═════ Data to examine
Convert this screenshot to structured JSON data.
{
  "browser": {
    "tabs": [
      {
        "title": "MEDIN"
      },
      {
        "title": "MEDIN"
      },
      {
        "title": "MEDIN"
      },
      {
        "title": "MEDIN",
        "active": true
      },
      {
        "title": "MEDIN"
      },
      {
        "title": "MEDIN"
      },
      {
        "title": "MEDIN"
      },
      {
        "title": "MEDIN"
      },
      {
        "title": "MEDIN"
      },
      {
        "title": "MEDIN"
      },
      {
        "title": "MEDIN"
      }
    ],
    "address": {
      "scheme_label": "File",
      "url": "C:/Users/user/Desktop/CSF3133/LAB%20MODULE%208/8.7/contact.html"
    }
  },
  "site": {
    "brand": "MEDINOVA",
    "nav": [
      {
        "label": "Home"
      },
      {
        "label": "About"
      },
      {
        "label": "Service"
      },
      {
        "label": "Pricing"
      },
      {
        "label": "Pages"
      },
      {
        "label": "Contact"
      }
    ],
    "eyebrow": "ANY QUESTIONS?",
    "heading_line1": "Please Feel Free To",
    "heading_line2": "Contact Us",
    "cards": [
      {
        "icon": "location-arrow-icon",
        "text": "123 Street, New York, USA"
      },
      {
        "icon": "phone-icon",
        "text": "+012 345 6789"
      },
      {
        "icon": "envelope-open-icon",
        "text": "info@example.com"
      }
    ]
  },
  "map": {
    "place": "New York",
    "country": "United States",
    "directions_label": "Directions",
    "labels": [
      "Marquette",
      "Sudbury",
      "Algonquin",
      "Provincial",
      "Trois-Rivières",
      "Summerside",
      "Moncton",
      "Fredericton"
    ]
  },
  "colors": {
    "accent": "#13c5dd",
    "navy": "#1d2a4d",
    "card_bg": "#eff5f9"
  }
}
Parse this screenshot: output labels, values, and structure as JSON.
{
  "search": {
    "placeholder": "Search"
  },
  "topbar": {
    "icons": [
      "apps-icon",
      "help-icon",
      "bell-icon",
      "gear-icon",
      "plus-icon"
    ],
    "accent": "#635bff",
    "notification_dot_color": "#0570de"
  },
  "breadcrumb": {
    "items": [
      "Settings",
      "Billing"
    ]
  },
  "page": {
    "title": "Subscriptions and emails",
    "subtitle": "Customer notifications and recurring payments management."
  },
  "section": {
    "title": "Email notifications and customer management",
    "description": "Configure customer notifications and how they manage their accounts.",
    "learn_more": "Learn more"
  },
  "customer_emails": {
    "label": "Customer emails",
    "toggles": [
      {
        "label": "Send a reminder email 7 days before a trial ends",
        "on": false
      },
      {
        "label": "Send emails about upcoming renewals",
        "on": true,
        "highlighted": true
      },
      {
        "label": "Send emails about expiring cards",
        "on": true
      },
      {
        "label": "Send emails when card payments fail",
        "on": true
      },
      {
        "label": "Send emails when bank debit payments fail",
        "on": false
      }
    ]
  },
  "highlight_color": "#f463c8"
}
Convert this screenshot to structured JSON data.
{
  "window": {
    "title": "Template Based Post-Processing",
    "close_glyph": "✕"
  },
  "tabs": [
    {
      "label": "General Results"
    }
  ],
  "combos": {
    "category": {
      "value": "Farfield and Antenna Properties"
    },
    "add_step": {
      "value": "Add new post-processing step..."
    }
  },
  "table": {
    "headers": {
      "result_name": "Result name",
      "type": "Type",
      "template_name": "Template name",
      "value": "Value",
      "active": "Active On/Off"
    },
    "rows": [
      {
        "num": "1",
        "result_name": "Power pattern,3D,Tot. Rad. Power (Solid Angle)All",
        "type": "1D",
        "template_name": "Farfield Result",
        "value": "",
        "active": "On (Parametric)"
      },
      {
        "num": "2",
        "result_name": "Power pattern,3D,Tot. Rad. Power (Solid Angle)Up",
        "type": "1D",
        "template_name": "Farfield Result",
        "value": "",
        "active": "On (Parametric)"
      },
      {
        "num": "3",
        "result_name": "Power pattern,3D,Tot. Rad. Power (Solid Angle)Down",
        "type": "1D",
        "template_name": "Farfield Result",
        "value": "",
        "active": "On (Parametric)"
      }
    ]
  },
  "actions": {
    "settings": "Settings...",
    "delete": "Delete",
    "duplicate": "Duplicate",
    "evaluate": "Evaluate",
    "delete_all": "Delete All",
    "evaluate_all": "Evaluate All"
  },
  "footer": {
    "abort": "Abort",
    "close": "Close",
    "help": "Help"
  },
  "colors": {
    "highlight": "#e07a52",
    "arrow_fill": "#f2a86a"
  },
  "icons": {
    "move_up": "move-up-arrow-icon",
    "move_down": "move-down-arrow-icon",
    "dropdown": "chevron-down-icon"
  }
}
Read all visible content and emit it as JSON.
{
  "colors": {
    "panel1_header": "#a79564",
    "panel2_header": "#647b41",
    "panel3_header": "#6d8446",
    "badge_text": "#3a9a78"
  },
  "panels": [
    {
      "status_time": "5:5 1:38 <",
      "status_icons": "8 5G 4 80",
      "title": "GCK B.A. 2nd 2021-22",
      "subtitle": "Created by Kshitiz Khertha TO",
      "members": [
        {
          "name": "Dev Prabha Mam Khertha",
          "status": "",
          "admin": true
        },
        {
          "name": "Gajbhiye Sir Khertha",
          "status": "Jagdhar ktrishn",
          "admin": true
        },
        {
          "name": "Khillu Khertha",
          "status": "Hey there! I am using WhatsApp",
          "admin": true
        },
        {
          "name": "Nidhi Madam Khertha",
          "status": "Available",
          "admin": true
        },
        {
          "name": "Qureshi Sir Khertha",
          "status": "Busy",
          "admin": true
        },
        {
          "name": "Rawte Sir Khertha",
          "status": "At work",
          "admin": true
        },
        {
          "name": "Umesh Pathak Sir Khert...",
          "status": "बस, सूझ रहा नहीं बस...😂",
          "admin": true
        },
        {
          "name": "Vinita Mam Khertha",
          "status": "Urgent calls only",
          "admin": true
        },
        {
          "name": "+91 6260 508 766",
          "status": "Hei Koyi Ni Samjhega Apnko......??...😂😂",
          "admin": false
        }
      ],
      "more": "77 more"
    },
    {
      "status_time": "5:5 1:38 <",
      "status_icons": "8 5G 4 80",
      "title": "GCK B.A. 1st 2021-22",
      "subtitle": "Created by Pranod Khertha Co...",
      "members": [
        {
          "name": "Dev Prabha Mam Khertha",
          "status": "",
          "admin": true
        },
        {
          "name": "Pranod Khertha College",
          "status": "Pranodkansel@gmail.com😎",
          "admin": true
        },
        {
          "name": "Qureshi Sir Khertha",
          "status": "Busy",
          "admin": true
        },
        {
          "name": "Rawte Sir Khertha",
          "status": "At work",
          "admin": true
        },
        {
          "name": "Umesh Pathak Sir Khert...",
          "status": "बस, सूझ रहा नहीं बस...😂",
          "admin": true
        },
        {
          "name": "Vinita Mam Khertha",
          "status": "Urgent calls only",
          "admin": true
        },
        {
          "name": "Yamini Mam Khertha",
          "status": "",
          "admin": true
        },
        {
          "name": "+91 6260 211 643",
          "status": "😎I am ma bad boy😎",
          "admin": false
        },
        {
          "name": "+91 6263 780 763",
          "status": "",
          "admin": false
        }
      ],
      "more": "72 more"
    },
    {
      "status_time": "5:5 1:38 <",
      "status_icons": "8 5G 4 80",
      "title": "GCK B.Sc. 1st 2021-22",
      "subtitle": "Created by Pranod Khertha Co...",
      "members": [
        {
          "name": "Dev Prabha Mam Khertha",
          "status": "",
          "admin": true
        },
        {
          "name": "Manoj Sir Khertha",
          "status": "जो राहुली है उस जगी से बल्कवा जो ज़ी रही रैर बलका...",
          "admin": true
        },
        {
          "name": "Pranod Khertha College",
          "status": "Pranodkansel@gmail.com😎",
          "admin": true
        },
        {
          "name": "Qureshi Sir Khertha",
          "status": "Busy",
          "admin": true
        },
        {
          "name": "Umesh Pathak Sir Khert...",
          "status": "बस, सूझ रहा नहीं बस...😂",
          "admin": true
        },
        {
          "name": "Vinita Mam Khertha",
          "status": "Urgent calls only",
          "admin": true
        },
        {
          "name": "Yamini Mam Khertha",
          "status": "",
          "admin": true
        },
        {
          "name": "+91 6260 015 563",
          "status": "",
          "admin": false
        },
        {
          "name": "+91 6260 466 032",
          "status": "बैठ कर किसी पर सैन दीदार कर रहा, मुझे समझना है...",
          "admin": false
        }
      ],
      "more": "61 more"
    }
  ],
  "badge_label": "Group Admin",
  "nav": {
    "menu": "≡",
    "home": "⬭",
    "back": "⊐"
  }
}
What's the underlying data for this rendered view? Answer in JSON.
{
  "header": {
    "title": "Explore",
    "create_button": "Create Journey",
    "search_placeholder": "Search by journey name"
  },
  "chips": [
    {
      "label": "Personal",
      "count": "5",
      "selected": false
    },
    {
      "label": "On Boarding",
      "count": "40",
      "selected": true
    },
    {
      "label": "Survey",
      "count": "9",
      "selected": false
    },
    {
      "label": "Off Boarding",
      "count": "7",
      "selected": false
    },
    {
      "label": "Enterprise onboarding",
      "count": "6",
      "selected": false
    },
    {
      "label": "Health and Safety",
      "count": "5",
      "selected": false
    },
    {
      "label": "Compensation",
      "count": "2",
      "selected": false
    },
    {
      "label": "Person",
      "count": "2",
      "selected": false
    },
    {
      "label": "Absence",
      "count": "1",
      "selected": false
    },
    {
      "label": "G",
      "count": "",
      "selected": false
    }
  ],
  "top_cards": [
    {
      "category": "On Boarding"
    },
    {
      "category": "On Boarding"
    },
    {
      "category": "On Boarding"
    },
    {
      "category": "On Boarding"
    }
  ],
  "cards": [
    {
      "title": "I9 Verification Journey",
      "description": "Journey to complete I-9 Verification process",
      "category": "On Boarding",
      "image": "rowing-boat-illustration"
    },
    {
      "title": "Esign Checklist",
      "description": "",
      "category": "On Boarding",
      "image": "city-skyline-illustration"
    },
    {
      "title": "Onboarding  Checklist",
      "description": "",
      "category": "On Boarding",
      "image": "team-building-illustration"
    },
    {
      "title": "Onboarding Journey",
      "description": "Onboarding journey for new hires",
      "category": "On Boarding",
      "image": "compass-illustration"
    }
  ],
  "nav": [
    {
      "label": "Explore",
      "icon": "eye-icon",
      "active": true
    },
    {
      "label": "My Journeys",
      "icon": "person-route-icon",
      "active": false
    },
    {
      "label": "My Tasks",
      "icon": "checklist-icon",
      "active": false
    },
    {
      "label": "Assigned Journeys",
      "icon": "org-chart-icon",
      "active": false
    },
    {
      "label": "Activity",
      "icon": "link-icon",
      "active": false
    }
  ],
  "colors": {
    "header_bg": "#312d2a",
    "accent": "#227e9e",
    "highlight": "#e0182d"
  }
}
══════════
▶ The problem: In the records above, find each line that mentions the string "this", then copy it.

▶ Worked solution:
Convert this screenshot to structured JSON data.
Parse this screenshot: output labels, values, and structure as JSON.
Convert this screenshot to structured JSON data.
What's the underlying data for this rendered view? Answer in JSON.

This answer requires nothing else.